friend. There were lots and lots of bottles of power and chunky
enamels. Could these still be good? What do I look for to tell if
they are not when I fire them? Secondly, I see in the Alpha supply
catalog where they are advertising stuff called Ceremit, “low temp.
hard curing enamel which require only 200 degree F. for one hour,
and the results is a ceramic like surface, which resembles a kiln
fired enamels in both appearance and physical properties.” Has
anyone had any experience with this stuff? What do you think?
wasting my hard, hard earned you know what? I would appreciate any
input. Sally is the springlike Bluegrass

I tried some stuff several years ago that sounds like what you
mention. It was pretty hard and didn’t chip off, but it looked
like a model paint. However, it didn’t come with very good
directions, so maybe I did not mix or use it correctly.

 30 year enameling set up -could these still be good? 

Your enamels are probably usable if they have been kept dry. What
do I look for to tell if they are not when I fire them?

If you try the transparents - after washing and applying on copper
over a layer of flux (transparent clear enamel) they look muddy or
cloudy, they would probably not be usable.

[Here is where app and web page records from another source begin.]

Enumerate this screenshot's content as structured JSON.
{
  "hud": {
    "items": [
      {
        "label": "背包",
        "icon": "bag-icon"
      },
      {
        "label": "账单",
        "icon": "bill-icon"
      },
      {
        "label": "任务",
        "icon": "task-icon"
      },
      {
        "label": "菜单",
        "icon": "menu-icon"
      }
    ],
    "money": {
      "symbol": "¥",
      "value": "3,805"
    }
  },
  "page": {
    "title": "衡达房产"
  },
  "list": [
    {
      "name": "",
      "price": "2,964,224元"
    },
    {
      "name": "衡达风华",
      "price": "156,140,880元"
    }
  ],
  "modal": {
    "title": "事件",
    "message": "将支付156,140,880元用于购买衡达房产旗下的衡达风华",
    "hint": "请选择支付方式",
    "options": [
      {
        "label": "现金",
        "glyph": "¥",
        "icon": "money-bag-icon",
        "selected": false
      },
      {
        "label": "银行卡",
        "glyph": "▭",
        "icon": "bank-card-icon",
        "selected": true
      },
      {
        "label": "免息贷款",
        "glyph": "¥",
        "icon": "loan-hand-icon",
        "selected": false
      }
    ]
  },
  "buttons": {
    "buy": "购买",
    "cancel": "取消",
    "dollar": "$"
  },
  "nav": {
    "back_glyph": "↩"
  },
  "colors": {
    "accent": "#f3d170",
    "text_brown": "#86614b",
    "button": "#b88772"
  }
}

I have some enamels
which are that old and they are fine. Yours will be-lead bearing,
so don’t clean off your enameling brush in your mouth and if doing
large scale pieces by powdering on enamel, wear a dust mask.

Donna in cold Wyoming with a lot of snow.

Dear Sally Goodloe:

There was a thread not too long ago about the Ceramit that you are
inquiring about…and the gist of the input was that the stuff did
not, and I repeat DID NOT! have the same qualities of vitreous
enamels… I have experimented with this product in the past with
terrible results, and since I do some enameling…I thoroughly
recommend that if you are generally interested in enameling, take
your hard earned cash and spend it in the use of proper enamels,
thus acquiring the desired effect that you wish to achieve…

But then again, you will see that others in this forum will
probably give you a similar input in this regards.

Bryna Tracy

One of a Kind Jewellery and Design

I also “inherited” a bunch of old enamels and I called Thompson
to find out if tthey were still good. The chemist said that they
were and I have used them with good results However, the older
Thompson enamels with three digit identification numbers are made
with lead. So take appropriate safety precautions when using

Tim McCreigh has a good description in The Complete Metalsmith and
Chuck Evans has another good one in Jewelry.It’s a fun fast process
that has the added benefit of producing interesting textures. You
can use small had objects including rings to make the cavity or
simply carve one. You do not need flasks or machines. One drawback
is the smell…yeah …burning fish smell.

Marilyn Smith
Windy and thankfully dry, midwest America